Goal of the exercise.
The pictures get dropped, while every remaining part of the listing is copied exactly.

********************

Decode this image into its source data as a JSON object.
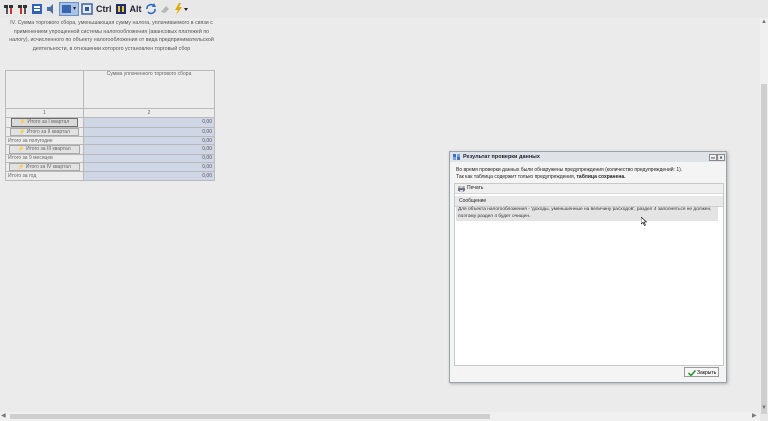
{
  "toolbar": {
    "items": [
      {
        "icon": "table-add-icon"
      },
      {
        "icon": "table-remove-icon"
      },
      {
        "icon": "form-icon"
      },
      {
        "icon": "sound-icon"
      },
      {
        "icon": "view-mode-icon"
      },
      {
        "icon": "fit-icon"
      },
      {
        "label": "Ctrl"
      },
      {
        "icon": "code-icon"
      },
      {
        "label": "Alt"
      },
      {
        "icon": "refresh-icon"
      },
      {
        "icon": "clear-icon"
      },
      {
        "icon": "lightning-icon"
      }
    ]
  },
  "section": {
    "title": "IV. Сумма торгового сбора, уменьшающая сумму налога, уплачиваемого в связи с применением упрощенной системы налогообложения (авансовых платежей по налогу), исчисленного по объекту налогообложения от вида предпринимательской деятельности, в отношении которого установлен торговый сбор"
  },
  "table": {
    "column_header": "Сумма уплаченного торгового сбора",
    "col_numbers": [
      "1",
      "2"
    ],
    "rows": [
      {
        "label": "Итого за I квартал",
        "value": "0,00",
        "button": true
      },
      {
        "label": "Итого за II квартал",
        "value": "0,00",
        "button": true
      },
      {
        "label": "Итого за полугодие",
        "value": "0,00",
        "button": false
      },
      {
        "label": "Итого за III квартал",
        "value": "0,00",
        "button": true
      },
      {
        "label": "Итого за 9 месяцев",
        "value": "0,00",
        "button": false
      },
      {
        "label": "Итого за IV квартал",
        "value": "0,00",
        "button": true
      },
      {
        "label": "Итого за год",
        "value": "0,00",
        "button": false
      }
    ]
  },
  "dialog": {
    "title": "Результат проверки данных",
    "message_line1": "Во время проверки данных были обнаружены предупреждения (количество предупреждений: 1).",
    "message_line2_prefix": "Так как таблица содержит только предупреждения, ",
    "message_line2_bold": "таблица сохранена.",
    "print_label": "Печать",
    "column_header": "Сообщение",
    "messages": [
      "Для объекта налогообложения - 'доходы, уменьшенные на величину расходов', раздел 4 заполняться не должен, поэтому раздел 4 будет очищен."
    ],
    "close_label": "Закрыть"
  }
}
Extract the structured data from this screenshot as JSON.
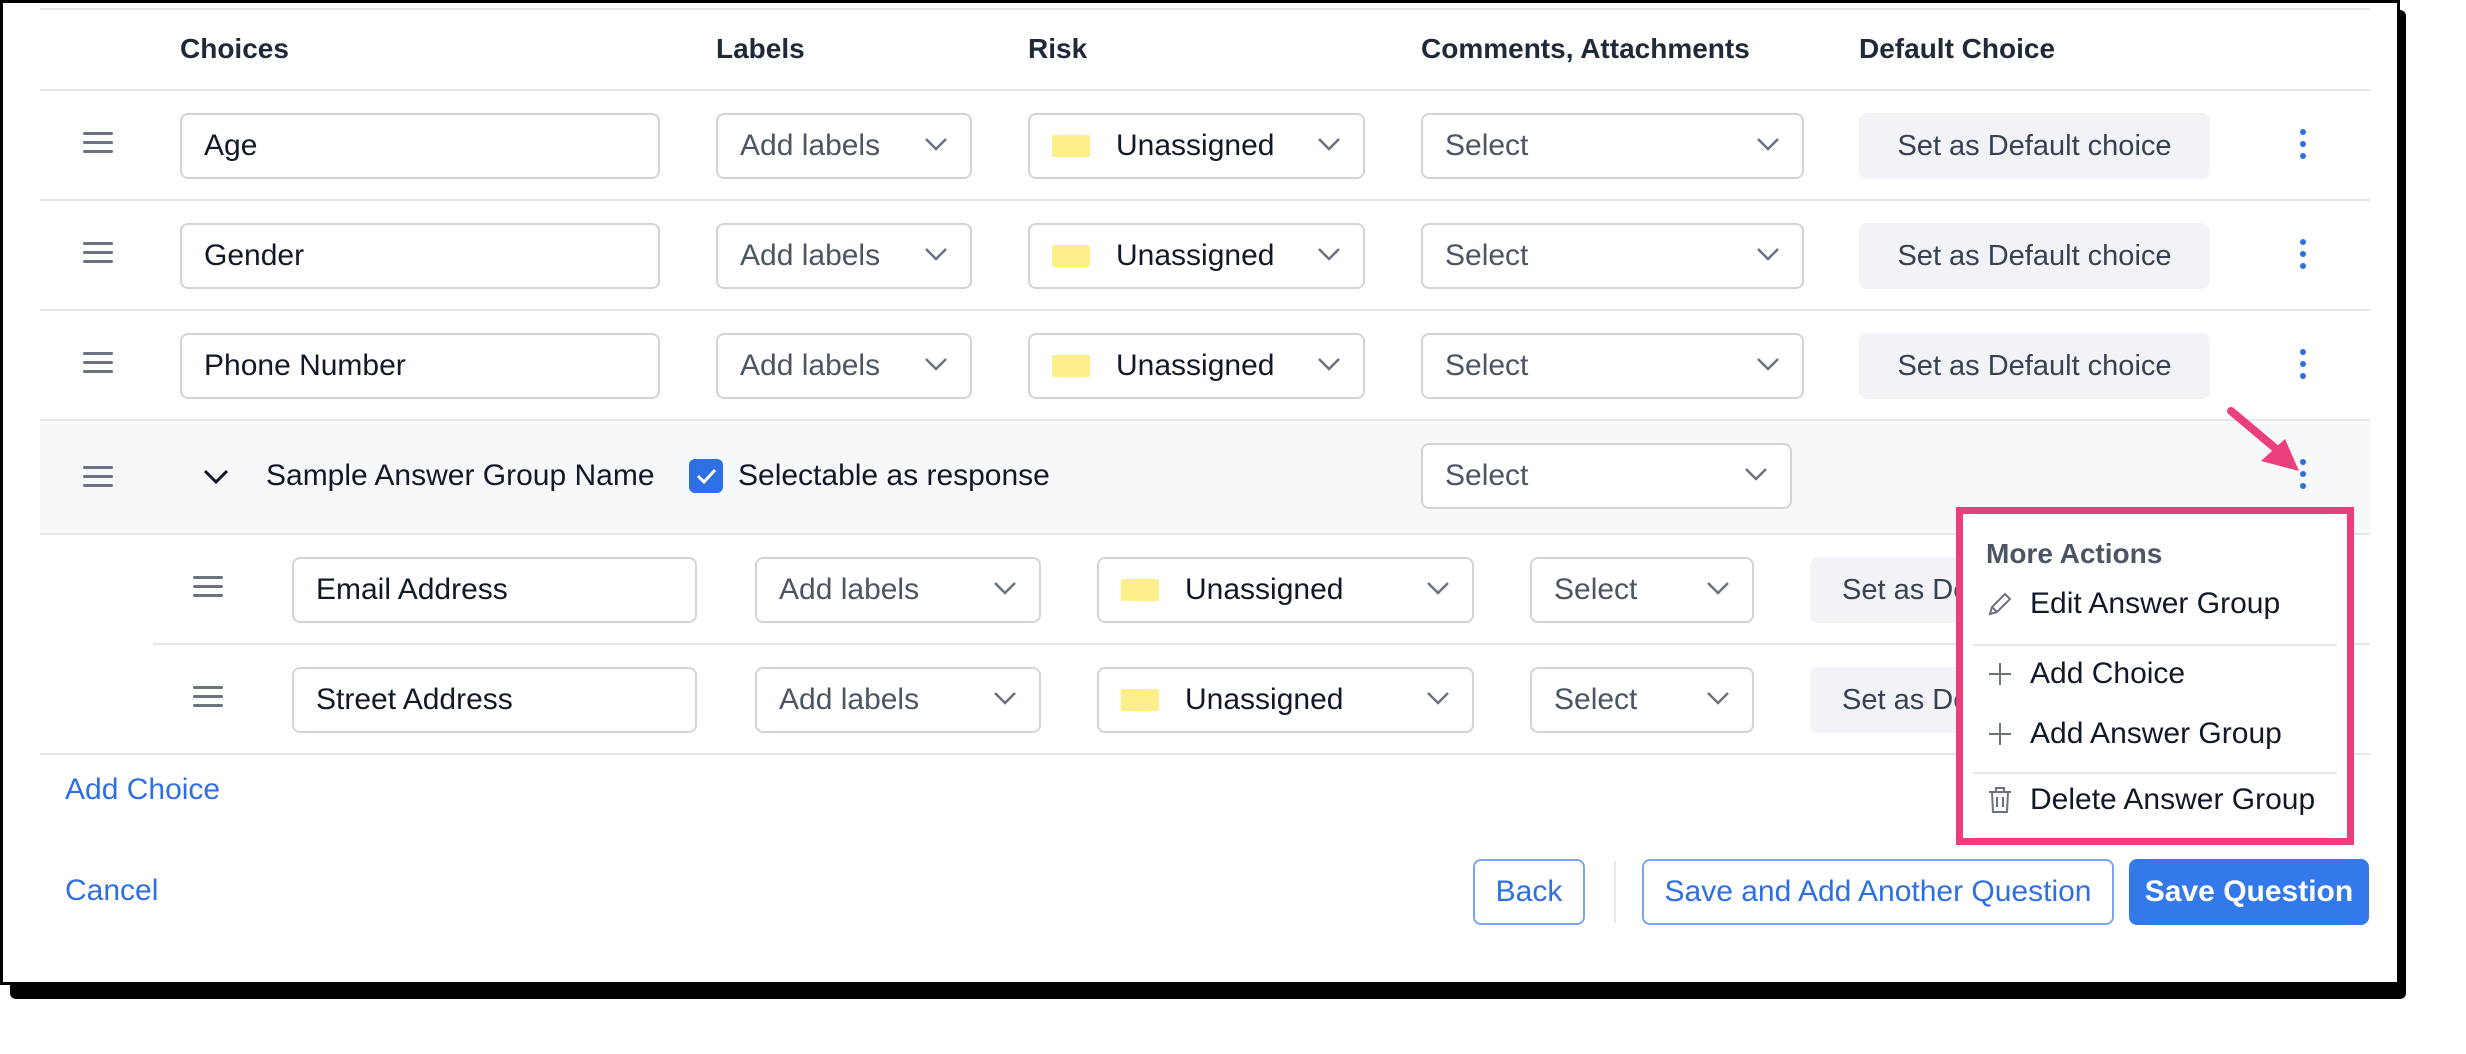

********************

Solution for this task.
Decode this image into its source data as a JSON object.
{
  "toolbar": {
    "items": [
      {
        "icon": "table-add-icon"
      },
      {
        "icon": "table-remove-icon"
      },
      {
        "icon": "form-icon"
      },
      {
        "icon": "sound-icon"
      },
      {
        "icon": "view-mode-icon"
      },
      {
        "icon": "fit-icon"
      },
      {
        "label": "Ctrl"
      },
      {
        "icon": "code-icon"
      },
      {
        "label": "Alt"
      },
      {
        "icon": "refresh-icon"
      },
      {
        "icon": "clear-icon"
      },
      {
        "icon": "lightning-icon"
      }
    ]
  },
  "section": {
    "title": "IV. Сумма торгового сбора, уменьшающая сумму налога, уплачиваемого в связи с применением упрощенной системы налогообложения (авансовых платежей по налогу), исчисленного по объекту налогообложения от вида предпринимательской деятельности, в отношении которого установлен торговый сбор"
  },
  "table": {
    "column_header": "Сумма уплаченного торгового сбора",
    "col_numbers": [
      "1",
      "2"
    ],
    "rows": [
      {
        "label": "Итого за I квартал",
        "value": "0,00",
        "button": true
      },
      {
        "label": "Итого за II квартал",
        "value": "0,00",
        "button": true
      },
      {
        "label": "Итого за полугодие",
        "value": "0,00",
        "button": false
      },
      {
        "label": "Итого за III квартал",
        "value": "0,00",
        "button": true
      },
      {
        "label": "Итого за 9 месяцев",
        "value": "0,00",
        "button": false
      },
      {
        "label": "Итого за IV квартал",
        "value": "0,00",
        "button": true
      },
      {
        "label": "Итого за год",
        "value": "0,00",
        "button": false
      }
    ]
  },
  "dialog": {
    "title": "Результат проверки данных",
    "message_line1": "Во время проверки данных были обнаружены предупреждения (количество предупреждений: 1).",
    "message_line2_prefix": "Так как таблица содержит только предупреждения, ",
    "message_line2_bold": "таблица сохранена.",
    "print_label": "Печать",
    "column_header": "Сообщение",
    "messages": [
      "Для объекта налогообложения - 'доходы, уменьшенные на величину расходов', раздел 4 заполняться не должен, поэтому раздел 4 будет очищен."
    ],
    "close_label": "Закрыть"
  }
}
Extract the structured data from this screenshot as JSON.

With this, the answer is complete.